- OTHER MEDIA
- reviewed by Fred Backus
- Feb 25, 2009
- What will you do in the last hour before the end of the world? With
2012 approachingthe end of the current life cycle according to the
ancient Mayan calendarwe will no doubt see more musings on this subject,
but Sean Owens and Kenny Neal Shults take an early stab at it in End of
the Trail, courtesy of EXIT Theatre in San Francisco.
- Here two unnamed loversa flamboyant San Franciscan in the mold
of Oscar Wilde played by Owens and a sensitive and neurotic New Yorker
played by Shultshave reunited to celebrate the end of the world with
their own religious ritual of sorts, a board game created using a postcard

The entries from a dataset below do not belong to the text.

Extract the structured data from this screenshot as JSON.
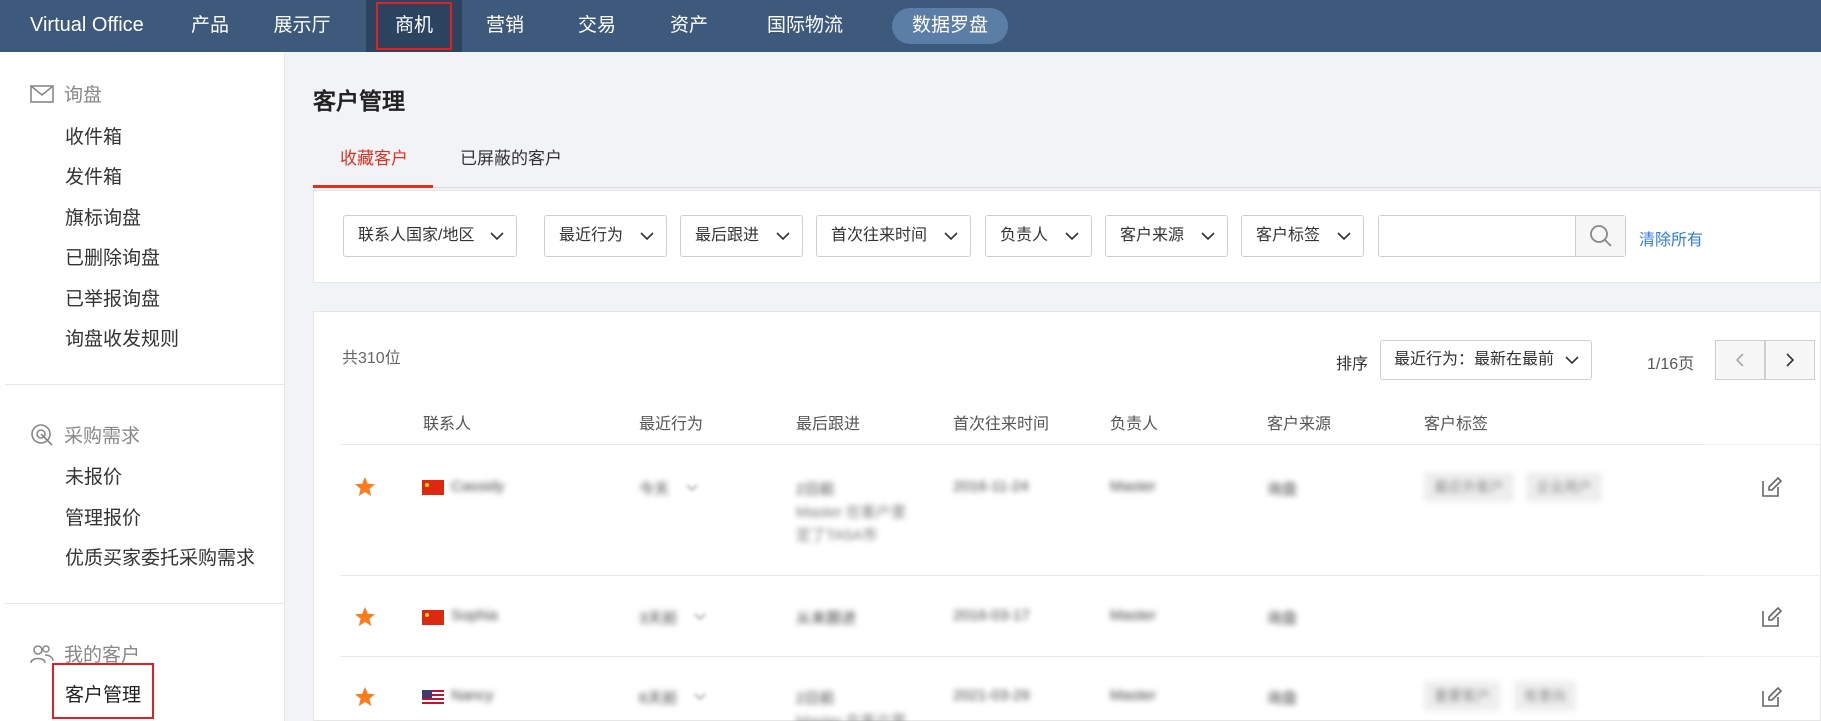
{
  "nav": {
    "brand": "Virtual Office",
    "items": [
      "产品",
      "展示厅",
      "商机",
      "营销",
      "交易",
      "资产",
      "国际物流"
    ],
    "pill": "数据罗盘",
    "accent": "#3d5a7c"
  },
  "sidebar": {
    "groups": [
      {
        "title": "询盘",
        "icon": "mail-icon",
        "items": [
          "收件箱",
          "发件箱",
          "旗标询盘",
          "已删除询盘",
          "已举报询盘",
          "询盘收发规则"
        ]
      },
      {
        "title": "采购需求",
        "icon": "target-icon",
        "items": [
          "未报价",
          "管理报价",
          "优质买家委托采购需求"
        ]
      },
      {
        "title": "我的客户",
        "icon": "users-icon",
        "items": [
          "客户管理"
        ]
      }
    ]
  },
  "page": {
    "title": "客户管理",
    "tabs": [
      "收藏客户",
      "已屏蔽的客户"
    ]
  },
  "filters": {
    "dropdowns": [
      "联系人国家/地区",
      "最近行为",
      "最后跟进",
      "首次往来时间",
      "负责人",
      "客户来源",
      "客户标签"
    ],
    "search_value": "",
    "clear_label": "清除所有"
  },
  "list": {
    "total": "共310位",
    "sort_label": "排序",
    "sort_value": "最近行为：最新在最前",
    "page_info": "1/16页",
    "columns": [
      "联系人",
      "最近行为",
      "最后跟进",
      "首次往来时间",
      "负责人",
      "客户来源",
      "客户标签"
    ],
    "rows": [
      {
        "name": "Cassidy",
        "behavior": "今天",
        "followup": "2日前",
        "followup_line2": "Master 在客户里",
        "followup_line3": "定了TA5A市",
        "first_time": "2016-11-24",
        "owner": "Master",
        "source": "询盘",
        "tags": [
          "最近外客户",
          "企业用户"
        ]
      },
      {
        "name": "Sophia",
        "behavior": "3天前",
        "followup": "从来跟进",
        "first_time": "2016-03-17",
        "owner": "Master",
        "source": "询盘",
        "tags": []
      },
      {
        "name": "Nancy",
        "behavior": "6天前",
        "followup": "2日前",
        "followup_line2": "Master 在客户里",
        "first_time": "2021-03-29",
        "owner": "Master",
        "source": "询盘",
        "tags": [
          "重要客户",
          "有意向"
        ]
      }
    ]
  }
}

won from an antique arcade machine in an old amusement park. The postcard
features a mysterious trail across the country ending in the ominous number
12212012 and an intriguing little poem laying out 12 life steps along the
way, a seeming prophesy that forges a pact finally sealed when the two
men meet with only 60 minutes left on the clock.
- The two carry on with their task and bare their souls at the various
steps of the gamesteps marked out by the poem in evocative if enigmatic
sections such as "to mournful midseason" and "fool heart."
They must come to a "revelation" before they are allowed to proceed
to the next step along the way, and the two accomplish this with an entertaining
cocktail of heartfelt musings and acerbic wit. Is the world really going
to end and is the game really some sort of prophesy? There's room for skepticism
here to be sure, but in the end it doesn't really matter, for the point
seems to be that life is what you make of it, and endings and beginnings
are what you make of them too.
- Owens and Schults have created a work that is clearly dear to their
"fool hearts"and the piece and their performances shine
because of it. The trust and respect between these co-creators is palpable,
and what emerges from this are two complicated and intriguing portraits
of individuals dealing with life's vicissitudes and mysteries in their
own unique ways. There's real nuance and depth here that is penned with
a light touch and real skill, so much so that it leads to one rather large
caveat that the piece feels constrained by the one-hour format the creators
and the festival have consigned it to. Even as written the production feels
rushedas if the whole piece were sped up to just barely cram into
the 60-minute boxbut there also seems to be enough intriguing material
here to explore these characters and particularly their relationship to
each other to a greater and more fulfilling degree.
- It's always a dangerous thing to ask for more of a good thing, but
the roots of this plant are deep enough to warrant a replanting into a
larger vessel where it can bloom and blossom further. I hope End of the
Trail gets that opportunity sometime before 2012 rolls around, but in the
meantime it's well worth a trip to The Red Room to see this playing of
the game unfold to the end of this particular trail before the clock runs
out and it comes to an end.